It is unnecessary for us to reach the merits of petitioner's claim that MSHA has unreasonably delayed rulemaking on respirable coal mine dust. An agency's notice of proposed rulemaking necessarily moots a petitioner's claim of unreasonable delay if that claim is based upon (1) a period of delay occurring prior to the agency's issuance of a notice of proposed rulemaking, and (2) a matter that the agency proposes to regulate in that rulemaking. See Action on Smoking and Health v. Department of Labor, 307 U.S. App. D.C. 295, 28 F.3d 162, 164 (D.C. Cir. 1994); United Steelworkers of America v. Rubber Mfrs. Ass'n, 251 U.S. App. D.C. 302, 783 F.2d 1117, 1120 (D.C. Cir. 1986). Six months after UMWA filed its petition to compel MSHA to promulgate four standards recommended by the Secretary's Advisory Committee, the agency issued two notices of proposed rulemaking. Although the UMWA disputes the sufficiency of the manner in which the agency has addressed its concerns, it would be premature for us to consider its objections to the merits of the proposed rules. See Action on Smoking and Health, 28 F.3d at 165. Agency counsel conceded at oral argument that the standards sought by UMWA could be a "logical outgrowth" of the proposed rules. We agree. Accordingly, we find that petitioner's claim of unreasonable delay is moot.
The agency acknowledges that it has 90 days within which to "promulgate, modify, or revoke" the proposed standards, and "publish [the] reasons therefor." 30 U.S.C. 811(a) (4) (B) (1994). In the event that the agency fails to act within the statutory period, UMWA may file a petition for review under Telecommunications Research and Action Center v. FCC ("TRAC"), 242 U.S. App. D.C. 222, 750 F.2d 70 (D.C. Cir. 1984). And, of course, UMWA and other parties with standing may seek judicial review of the final rules adopted by the agency in the event that they object to the outcome of the rulemakings.

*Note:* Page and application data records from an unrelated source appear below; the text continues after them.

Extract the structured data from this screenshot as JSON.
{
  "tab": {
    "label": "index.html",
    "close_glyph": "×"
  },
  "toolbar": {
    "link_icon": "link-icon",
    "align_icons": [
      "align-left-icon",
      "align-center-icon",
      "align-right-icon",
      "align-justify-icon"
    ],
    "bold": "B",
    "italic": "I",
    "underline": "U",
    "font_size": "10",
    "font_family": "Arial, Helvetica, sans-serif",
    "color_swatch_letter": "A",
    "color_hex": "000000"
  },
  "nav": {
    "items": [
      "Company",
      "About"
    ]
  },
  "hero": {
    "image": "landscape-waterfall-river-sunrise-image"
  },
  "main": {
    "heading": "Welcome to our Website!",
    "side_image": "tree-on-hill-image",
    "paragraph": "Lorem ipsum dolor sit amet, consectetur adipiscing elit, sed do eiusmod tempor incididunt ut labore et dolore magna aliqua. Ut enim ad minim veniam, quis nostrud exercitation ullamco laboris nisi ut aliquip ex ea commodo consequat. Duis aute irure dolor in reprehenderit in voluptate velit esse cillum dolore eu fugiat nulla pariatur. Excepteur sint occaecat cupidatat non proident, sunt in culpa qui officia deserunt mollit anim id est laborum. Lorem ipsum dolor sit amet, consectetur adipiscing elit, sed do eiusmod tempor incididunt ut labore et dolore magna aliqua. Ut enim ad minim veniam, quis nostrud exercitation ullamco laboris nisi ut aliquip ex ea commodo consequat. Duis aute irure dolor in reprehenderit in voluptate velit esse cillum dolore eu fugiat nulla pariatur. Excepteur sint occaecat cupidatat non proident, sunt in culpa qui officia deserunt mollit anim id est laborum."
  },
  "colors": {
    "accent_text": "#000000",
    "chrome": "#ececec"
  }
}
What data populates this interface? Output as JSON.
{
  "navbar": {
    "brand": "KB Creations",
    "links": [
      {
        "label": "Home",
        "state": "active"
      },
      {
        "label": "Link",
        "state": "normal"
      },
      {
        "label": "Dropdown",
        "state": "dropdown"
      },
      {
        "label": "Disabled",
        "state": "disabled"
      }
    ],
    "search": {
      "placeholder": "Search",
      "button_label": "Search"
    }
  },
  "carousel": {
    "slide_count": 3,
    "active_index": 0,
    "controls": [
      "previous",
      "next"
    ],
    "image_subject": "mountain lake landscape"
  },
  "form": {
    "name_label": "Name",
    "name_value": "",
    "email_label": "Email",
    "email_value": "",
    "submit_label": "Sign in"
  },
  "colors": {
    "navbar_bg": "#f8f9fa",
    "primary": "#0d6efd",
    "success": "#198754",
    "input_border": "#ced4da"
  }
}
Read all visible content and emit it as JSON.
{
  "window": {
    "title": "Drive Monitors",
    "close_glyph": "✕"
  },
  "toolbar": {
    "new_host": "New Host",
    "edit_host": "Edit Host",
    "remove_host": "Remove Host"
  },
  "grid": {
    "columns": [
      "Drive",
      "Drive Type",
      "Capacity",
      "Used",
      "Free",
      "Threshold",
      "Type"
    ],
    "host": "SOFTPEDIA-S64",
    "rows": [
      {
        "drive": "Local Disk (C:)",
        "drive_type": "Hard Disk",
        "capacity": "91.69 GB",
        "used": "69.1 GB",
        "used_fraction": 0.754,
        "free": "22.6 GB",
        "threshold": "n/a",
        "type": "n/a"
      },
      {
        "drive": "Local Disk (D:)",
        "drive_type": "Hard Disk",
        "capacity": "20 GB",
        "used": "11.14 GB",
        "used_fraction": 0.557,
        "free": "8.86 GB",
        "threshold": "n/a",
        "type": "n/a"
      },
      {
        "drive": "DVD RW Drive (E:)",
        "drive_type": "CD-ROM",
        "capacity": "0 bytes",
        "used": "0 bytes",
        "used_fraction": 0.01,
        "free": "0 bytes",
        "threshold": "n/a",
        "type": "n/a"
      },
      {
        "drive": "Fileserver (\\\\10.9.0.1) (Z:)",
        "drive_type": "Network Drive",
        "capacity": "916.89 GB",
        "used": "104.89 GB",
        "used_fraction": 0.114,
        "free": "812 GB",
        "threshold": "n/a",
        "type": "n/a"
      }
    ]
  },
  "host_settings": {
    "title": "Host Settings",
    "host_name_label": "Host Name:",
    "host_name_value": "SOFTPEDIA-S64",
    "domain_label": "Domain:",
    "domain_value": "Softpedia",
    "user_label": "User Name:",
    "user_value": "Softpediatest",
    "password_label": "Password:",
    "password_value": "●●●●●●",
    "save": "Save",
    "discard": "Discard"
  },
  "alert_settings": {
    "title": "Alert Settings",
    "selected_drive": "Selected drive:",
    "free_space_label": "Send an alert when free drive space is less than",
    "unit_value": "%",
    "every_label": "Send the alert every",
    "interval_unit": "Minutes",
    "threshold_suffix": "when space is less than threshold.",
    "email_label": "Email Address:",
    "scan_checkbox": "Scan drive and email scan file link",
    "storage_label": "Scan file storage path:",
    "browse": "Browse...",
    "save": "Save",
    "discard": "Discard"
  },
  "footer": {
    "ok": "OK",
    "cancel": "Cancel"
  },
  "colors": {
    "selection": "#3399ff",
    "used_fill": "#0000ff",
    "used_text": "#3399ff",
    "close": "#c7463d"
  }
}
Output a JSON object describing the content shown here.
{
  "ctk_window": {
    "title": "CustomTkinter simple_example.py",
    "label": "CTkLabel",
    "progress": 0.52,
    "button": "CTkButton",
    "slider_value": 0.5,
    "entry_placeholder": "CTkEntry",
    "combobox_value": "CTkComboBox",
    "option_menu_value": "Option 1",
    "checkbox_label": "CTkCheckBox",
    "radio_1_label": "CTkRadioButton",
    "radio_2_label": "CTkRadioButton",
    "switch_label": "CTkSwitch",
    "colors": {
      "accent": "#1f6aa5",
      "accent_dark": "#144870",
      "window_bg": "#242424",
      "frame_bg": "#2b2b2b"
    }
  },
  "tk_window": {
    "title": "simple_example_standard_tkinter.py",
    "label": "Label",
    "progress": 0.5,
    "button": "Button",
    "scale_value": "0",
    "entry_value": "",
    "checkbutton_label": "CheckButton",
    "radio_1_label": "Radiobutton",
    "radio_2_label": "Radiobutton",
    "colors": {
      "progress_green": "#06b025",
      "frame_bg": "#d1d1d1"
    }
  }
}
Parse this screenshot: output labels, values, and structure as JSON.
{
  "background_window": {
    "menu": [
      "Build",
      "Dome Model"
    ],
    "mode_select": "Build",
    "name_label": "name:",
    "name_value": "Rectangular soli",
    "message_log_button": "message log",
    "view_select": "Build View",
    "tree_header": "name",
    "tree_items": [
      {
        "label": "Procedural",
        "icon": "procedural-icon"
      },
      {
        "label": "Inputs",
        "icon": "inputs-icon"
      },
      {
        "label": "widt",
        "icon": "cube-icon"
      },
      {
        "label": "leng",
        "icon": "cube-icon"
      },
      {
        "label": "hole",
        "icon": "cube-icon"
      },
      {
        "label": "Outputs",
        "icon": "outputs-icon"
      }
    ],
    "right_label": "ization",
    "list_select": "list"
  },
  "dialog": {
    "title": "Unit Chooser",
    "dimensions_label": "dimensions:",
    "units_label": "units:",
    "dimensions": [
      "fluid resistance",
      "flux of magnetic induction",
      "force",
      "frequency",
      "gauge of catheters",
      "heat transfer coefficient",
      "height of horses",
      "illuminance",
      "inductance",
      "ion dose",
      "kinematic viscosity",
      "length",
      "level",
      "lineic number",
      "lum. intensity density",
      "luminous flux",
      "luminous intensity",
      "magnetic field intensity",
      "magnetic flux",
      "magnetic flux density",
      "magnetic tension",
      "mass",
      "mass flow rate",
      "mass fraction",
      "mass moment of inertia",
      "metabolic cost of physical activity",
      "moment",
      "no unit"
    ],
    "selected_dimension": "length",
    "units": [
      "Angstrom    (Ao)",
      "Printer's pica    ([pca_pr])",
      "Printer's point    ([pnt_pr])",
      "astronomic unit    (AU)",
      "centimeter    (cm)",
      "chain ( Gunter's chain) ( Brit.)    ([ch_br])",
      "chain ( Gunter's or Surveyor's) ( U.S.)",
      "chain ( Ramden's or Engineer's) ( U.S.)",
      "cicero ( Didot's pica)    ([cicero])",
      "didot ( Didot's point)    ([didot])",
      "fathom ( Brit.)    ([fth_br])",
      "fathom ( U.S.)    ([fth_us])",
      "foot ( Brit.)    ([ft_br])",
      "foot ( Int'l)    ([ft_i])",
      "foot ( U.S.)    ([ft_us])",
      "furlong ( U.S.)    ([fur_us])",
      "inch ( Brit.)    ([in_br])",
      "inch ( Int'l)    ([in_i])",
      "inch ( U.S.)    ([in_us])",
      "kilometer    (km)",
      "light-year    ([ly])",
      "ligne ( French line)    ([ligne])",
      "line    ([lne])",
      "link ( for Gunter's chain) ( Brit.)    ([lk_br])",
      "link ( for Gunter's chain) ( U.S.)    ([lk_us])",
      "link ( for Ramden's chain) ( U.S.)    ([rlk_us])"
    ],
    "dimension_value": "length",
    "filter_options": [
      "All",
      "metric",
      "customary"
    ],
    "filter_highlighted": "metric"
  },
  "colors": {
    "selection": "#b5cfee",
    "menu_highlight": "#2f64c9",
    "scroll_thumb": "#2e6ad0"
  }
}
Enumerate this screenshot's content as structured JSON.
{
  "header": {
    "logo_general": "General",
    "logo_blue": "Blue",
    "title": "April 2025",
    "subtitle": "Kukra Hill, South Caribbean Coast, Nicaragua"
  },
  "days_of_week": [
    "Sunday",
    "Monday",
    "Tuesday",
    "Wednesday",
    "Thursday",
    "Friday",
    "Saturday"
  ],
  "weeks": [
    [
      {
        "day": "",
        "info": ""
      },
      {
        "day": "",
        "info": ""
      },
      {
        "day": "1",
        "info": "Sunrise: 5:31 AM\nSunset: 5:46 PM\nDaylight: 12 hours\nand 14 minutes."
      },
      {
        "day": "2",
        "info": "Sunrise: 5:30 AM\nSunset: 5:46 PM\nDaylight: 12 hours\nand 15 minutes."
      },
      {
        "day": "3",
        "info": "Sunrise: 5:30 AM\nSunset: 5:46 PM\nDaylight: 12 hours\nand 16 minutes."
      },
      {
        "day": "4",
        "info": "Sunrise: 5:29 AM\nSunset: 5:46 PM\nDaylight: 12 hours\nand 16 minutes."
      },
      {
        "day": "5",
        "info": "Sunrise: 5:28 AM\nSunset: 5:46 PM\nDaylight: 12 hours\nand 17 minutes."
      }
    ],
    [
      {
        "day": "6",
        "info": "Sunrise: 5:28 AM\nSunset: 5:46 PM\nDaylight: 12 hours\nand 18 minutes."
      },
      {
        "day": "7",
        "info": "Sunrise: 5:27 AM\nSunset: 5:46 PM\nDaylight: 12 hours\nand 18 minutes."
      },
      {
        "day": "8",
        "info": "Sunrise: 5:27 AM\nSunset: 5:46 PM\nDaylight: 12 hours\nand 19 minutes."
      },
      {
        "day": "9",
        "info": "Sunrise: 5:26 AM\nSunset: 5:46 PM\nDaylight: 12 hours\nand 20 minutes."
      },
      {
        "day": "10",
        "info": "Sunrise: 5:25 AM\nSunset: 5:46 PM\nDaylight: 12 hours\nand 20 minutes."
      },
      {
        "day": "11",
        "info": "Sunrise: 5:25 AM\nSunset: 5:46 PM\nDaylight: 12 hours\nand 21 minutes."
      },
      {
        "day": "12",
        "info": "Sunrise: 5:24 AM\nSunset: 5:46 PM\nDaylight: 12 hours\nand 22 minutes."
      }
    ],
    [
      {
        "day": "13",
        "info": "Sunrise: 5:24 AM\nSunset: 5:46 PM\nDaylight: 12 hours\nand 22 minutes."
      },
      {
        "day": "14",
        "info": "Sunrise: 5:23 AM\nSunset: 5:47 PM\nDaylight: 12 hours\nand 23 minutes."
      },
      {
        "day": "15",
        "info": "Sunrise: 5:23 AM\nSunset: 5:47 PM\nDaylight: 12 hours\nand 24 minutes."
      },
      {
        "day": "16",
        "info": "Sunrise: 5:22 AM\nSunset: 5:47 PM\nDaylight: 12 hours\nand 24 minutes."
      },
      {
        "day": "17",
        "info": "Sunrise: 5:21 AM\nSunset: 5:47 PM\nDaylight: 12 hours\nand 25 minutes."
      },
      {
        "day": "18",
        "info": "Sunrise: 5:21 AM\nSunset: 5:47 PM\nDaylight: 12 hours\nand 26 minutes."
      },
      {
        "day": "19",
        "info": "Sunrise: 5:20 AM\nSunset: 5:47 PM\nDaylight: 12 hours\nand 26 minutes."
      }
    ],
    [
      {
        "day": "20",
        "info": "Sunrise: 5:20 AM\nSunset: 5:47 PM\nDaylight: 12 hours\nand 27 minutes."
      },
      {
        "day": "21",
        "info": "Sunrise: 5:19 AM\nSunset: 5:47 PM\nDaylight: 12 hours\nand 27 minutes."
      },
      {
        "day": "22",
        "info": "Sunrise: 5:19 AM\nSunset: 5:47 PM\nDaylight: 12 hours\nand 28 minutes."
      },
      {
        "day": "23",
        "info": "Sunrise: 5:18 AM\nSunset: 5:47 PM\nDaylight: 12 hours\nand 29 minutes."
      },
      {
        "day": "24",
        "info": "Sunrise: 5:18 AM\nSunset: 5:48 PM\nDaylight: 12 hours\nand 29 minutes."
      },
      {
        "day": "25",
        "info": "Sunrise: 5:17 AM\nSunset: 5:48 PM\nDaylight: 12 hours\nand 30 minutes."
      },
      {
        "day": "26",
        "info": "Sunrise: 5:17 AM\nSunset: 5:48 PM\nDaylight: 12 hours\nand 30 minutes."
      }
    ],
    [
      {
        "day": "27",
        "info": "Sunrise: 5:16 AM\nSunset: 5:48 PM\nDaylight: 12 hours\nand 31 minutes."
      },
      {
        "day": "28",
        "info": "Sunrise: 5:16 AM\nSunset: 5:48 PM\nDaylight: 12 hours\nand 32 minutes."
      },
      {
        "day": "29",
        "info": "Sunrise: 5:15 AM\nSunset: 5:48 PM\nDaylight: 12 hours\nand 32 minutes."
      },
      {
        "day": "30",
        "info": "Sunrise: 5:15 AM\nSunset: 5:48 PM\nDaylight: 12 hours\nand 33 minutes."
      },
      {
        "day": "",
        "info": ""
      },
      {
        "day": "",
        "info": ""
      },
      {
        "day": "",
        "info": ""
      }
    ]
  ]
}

For all of the foregoing reasons, the petition for a writ of mandamus is denied.